Kentridge’s silhouette cutouts, used in his animation works, hung on spots of the wall that would not conventionally be considered exhibition space. There was a cacophony of sounds, some musical and some not, quietly but consistently playing in a ringing jumble throughout the halls. Lights flickered, and wooden crates were piled on the floor.
As it turns out, this was exactly what the prolific Kentridge, 60, known for his artistic interpretations of South African social issues, apartheid among them, had in mind.
|William Kentridge (MMCA)|
“I’m more interested in the exhibition having a roughness, messiness that corresponds to the messiness of thinking, of not being perfectly ordered but allowing connections to happen between images, films, rooms of the exhibition,” Kentridge told a group of reporters ahead of a tour through the halls on Nov. 30.
He said he saw his exhibition as an expansion of his studio, which in turn was an expansion of his mind.
“(The studio) is an enlargement of what happens in our heads. Different ideas connecting, different images in our heads, ideas being sent through our eyes, our ears, our memories, our dreams.”
“Think of the exhibition as a demonstration of the studio.
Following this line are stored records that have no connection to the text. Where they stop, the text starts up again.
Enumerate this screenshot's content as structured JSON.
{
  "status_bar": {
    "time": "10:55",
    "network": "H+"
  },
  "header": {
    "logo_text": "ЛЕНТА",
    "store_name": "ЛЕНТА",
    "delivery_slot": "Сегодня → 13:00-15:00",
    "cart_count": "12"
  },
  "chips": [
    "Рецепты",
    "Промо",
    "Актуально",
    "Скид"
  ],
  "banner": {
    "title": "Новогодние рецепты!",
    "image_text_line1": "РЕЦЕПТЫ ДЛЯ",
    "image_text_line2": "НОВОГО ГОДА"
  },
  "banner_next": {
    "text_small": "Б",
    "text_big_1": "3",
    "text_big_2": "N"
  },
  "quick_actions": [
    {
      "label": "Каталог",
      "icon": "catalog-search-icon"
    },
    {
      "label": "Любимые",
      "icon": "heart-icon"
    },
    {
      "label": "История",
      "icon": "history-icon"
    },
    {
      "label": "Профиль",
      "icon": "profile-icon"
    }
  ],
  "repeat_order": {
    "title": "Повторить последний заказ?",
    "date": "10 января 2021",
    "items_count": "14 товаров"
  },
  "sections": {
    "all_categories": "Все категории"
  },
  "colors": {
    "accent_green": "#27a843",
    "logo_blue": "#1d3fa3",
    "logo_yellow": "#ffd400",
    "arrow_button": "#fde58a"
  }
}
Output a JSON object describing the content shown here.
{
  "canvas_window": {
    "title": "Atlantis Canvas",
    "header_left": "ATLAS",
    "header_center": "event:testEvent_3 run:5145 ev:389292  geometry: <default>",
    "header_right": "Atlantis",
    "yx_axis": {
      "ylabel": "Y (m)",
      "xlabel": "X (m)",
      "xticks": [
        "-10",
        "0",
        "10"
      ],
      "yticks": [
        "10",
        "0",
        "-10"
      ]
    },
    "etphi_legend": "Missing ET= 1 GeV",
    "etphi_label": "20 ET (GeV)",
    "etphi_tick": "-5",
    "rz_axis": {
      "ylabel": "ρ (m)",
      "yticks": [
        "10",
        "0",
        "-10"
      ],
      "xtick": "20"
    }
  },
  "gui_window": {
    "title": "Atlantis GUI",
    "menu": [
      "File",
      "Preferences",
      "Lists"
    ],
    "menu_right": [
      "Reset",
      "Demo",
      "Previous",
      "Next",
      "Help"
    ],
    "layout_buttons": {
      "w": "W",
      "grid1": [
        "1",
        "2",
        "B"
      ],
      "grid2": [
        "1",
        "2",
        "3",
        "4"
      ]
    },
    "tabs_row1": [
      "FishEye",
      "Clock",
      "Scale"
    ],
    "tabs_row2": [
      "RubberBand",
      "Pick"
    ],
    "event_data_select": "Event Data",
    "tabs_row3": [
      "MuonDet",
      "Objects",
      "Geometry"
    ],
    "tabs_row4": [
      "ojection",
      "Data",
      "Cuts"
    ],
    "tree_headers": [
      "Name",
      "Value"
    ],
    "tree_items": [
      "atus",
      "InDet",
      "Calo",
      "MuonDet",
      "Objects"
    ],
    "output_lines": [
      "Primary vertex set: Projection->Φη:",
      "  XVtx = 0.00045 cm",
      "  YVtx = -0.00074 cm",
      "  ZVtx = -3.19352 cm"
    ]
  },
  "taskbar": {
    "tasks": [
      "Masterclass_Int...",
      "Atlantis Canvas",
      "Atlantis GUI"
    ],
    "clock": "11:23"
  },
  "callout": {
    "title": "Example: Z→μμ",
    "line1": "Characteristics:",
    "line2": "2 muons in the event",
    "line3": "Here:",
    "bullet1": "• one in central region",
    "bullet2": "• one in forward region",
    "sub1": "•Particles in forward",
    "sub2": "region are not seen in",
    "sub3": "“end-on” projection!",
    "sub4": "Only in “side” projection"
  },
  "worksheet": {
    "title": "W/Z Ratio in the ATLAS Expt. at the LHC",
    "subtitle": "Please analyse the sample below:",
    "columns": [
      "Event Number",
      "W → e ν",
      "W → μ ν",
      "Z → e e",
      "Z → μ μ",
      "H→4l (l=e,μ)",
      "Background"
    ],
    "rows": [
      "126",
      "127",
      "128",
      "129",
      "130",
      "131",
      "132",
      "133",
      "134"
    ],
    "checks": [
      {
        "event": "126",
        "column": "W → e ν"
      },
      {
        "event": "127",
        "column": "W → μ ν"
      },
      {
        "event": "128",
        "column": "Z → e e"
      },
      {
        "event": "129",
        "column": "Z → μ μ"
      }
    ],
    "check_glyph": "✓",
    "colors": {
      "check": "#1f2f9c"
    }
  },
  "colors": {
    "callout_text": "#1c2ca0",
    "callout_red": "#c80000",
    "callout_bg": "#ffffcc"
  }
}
Again, all the different thoughts that go through one’s head, in the expanded form in the exhibition itself.”
Kentridge’s first solo exhibition in Korea features 108 pieces of work, including videos, drawings, installations and etchings among others, with subject matters spanning questions of art, social issues, politics and philosophy.
|"Refusal of Time" by William Kentridge (MMCA)|
Kentridge’s diversity of subjects and materials perhaps stems from his belief that the studio is a place that produces interpretations of the world around the artist.
“You can think of the studio as a place where the world is invited in ... and it is rearranged in the studio, edited, things taken, other things left out and sent out into the world,” he said. His world was that of South Africa during the apartheid, and the struggle to move on to a new era once apartheid was abolished.
“There’s always a mixture of personal stories and what’s happening around in society, because it was so present. That’s what came into the studio all the time, and still comes into the studio -- the political world meeting the personal world,” he said. “The politics of South Africa came into the studio to infect all the work that was done.”
The ideas that enter the studio have “explosive clashes” with certain materials to become art. “The idea by itself is never enough, and the material -- ink, brush, cardboard, video -- needs something to meet. ... Working as an artist is always about a physical activity, it’s thinking through the body. It’s not simply sitting at a table, working out an idea in the abstract.”
The “Peripheral Thinking” exhibition clearly shows Kentridge’s belief in the physical importance of art. The spaces are filled with installations that he touched and rearranged as he walked through -- the walls covered in dancing silhouettes and video installations playing in makeshift rooms draped with dark curtains.
Key pieces of the exhibit include “The Refusal of Time” (2012), a five-channel video work on the ideas of fate and inevitability; “Cutouts for ‘More Sweetly Play the Dance,’” sculptures used in the famous 2015 animated work; and “Black Box/Chambre Noire,” a model theater with drawings, puppets and film focusing on the Herero Massacre of 1904-1907 in what is now Namibia.
“William Kentridge - Peripheral Thinking” runs at the Seoul branch of the National Museum of Modern and Contemporary Art until March 27. For more information, visit www.mmca.go.kr.
By Won Ho-jung (email@example.com)